Name

Zheng, Jing, PhD

Title

Associate Professor

Email

jzh215@northwestern.edu

Office Phone

312-503-3417

Office Fax

312-503-1616

Department

Otolaryngology; Hugh Knowles Center Fellow

Office

Searle 12-490 Chicago

Website

http://fsmweb.northwestern.edu/faculty/FacultyProfile.cfm?xid=18813

Areas of Research

Cell Biology, Hearing Sciences, Molecular Neuroscience

NU Scholar Profile

http://www.scholars.northwestern.edu/expert.asp?u_id=2730

Recent Publications on PubMed

http://www.ncbi.nlm.nih.gov/pubmed?term=Zheng%2C%20Jing%5BFull%20Author%20Name%5D&cmd=DetailsSearch

Current Research

Current Research

The goal of my lab is to identify and investigate molecules that play important roles in mammalian hearing, thus to enrich our understanding of cochlear physiology, and to further develop a better strategy to prevent hearing loss.
Deafness is commonly caused by defects in inner ear hair cells. In mammalian cochleae, inner hair cells (IHCs) function as sensory receptors conveying sound-related information to the central nervous system. Outer hair cells (OHCs) amplify the mechanical signals delivered to IHCs. The cooperation between IHCs and OHCs results in sensitive hearing and sharp tuning. Complex and sophisticated protein networks in hair cells facilitate their functions. Very often, genetic defects in a single protein can interfere with the entire network and cause deafness. Our research has been centered on several important proteins expressed in cochlea.

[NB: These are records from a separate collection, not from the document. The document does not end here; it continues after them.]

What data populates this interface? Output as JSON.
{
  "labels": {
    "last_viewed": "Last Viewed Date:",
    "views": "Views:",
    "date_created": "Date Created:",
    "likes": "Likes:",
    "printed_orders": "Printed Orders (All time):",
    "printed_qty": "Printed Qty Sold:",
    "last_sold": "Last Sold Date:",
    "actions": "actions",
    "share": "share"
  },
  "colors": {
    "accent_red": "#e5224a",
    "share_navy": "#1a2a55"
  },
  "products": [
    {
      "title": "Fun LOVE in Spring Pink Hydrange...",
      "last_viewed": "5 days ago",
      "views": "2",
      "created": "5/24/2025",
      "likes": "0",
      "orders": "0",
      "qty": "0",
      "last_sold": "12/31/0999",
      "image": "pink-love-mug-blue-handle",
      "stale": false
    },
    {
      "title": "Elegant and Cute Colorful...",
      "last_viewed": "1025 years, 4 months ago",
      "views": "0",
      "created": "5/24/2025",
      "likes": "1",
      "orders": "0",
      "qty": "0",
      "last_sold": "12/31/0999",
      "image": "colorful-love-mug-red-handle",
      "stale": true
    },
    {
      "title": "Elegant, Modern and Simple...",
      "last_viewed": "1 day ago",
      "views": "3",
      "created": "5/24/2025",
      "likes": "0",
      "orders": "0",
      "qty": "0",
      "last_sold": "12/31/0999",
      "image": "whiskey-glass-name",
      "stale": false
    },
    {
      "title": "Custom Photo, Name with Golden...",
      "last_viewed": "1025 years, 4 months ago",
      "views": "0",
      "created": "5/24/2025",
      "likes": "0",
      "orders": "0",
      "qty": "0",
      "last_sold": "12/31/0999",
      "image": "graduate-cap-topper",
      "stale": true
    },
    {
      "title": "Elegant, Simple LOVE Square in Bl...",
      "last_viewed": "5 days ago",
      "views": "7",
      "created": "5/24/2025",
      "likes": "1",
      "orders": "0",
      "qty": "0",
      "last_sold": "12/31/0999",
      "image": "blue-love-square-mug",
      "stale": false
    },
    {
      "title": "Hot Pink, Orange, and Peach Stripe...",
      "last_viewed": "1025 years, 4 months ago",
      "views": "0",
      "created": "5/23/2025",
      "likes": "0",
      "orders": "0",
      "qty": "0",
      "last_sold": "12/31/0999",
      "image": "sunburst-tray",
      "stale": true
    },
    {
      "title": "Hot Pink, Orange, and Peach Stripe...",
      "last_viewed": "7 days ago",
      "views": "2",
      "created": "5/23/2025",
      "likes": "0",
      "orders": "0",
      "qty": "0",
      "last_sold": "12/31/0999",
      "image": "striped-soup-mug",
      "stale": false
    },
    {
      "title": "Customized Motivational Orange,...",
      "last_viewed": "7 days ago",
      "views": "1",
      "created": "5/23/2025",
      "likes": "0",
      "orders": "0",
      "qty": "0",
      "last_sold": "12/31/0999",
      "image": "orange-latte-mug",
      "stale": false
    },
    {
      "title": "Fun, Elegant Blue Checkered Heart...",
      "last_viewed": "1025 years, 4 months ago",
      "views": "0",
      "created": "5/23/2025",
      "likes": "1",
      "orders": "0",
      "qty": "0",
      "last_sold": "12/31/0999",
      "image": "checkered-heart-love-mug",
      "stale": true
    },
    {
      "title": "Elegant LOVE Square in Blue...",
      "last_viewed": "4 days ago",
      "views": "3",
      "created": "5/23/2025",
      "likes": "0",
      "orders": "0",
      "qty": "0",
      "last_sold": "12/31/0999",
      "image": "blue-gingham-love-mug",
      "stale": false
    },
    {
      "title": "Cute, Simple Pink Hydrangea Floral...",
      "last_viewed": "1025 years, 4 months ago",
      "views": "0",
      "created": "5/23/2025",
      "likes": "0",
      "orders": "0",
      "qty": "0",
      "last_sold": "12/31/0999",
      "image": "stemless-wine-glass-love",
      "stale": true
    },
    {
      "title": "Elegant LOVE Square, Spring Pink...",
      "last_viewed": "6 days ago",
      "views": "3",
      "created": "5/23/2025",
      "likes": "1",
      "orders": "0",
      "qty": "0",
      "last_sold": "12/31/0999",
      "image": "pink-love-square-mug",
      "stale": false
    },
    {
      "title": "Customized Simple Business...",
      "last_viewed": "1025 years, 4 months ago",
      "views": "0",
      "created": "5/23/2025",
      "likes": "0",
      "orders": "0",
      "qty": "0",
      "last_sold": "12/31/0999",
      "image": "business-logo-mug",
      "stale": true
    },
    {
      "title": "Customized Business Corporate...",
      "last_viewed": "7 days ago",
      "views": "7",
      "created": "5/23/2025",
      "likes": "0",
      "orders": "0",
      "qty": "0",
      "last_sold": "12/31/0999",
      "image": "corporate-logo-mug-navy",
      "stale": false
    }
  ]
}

Molecular basis of cochlear amplification. OHCs undergo rapid somatic length changes when the voltage across their membrane is altered. This unique somatic electromotility provides the local mechanical amplification of the cochlear response to sound. Without OHCs, hearing threshold is elevated by 40-50 dB and frequency resolution deteriorates. Prestin is the motor protein of OHCs and it is required for cochlear amplification (Zheng et al., Nature, 2000). Coincidently, prestin is only expressed in OHCs, which are also the most vulnerable cells in the organ of Corti. In the past, studying OHC amplification mechanisms and preventing OHC loss were considered as two separate research fields. However, our recent data indicate a close connection between prestin’s function and the vulnerability of OHCs to a variety of ototoxic exposures. To understand this link, we focus on investigating the molecular mechanism of motor protein prestin using various cellular, biochemical and molecular biological methods including high throughput small molecule compound library screening procedures. We also investigate prestin-associated proteins (VAPA, oncomodulin, and CFTR) as well as cell death pathways associated with OHCs.

Protein network of hair cells. Connections between OHC cilia and tectorial membrane (TM) are required for delivering OHC mechanical feedback and thereby amplification. However, little is known about the molecular basis of OHC-TM connections. We recently identified a new secreted protein called CEACAM16 from mammalian cochleae (Zheng e al. PNAS, 2011). CEACAM16 proteins localize to the tips of the tallest stereocilia of OHCs and the tectorial membrane (TM). This specific localization suggests a role in maintaining the integrity of the TM, as well as in the connection between the OHC stereocilia and TM. We discover that ceacam16 is a -tectorin-interacting protein that concentrates at the point of attachment of the TM to the stereocilia, and when mutated, results in an autosomal dominant non-syndromic deafness at the DFNA4 locus. We are in the process of investigating CEACAM16‘s function in CEACAM16 knockout mouse model and expanding our knowledge of the molecular basis for building and maintaining OHC-TM connections.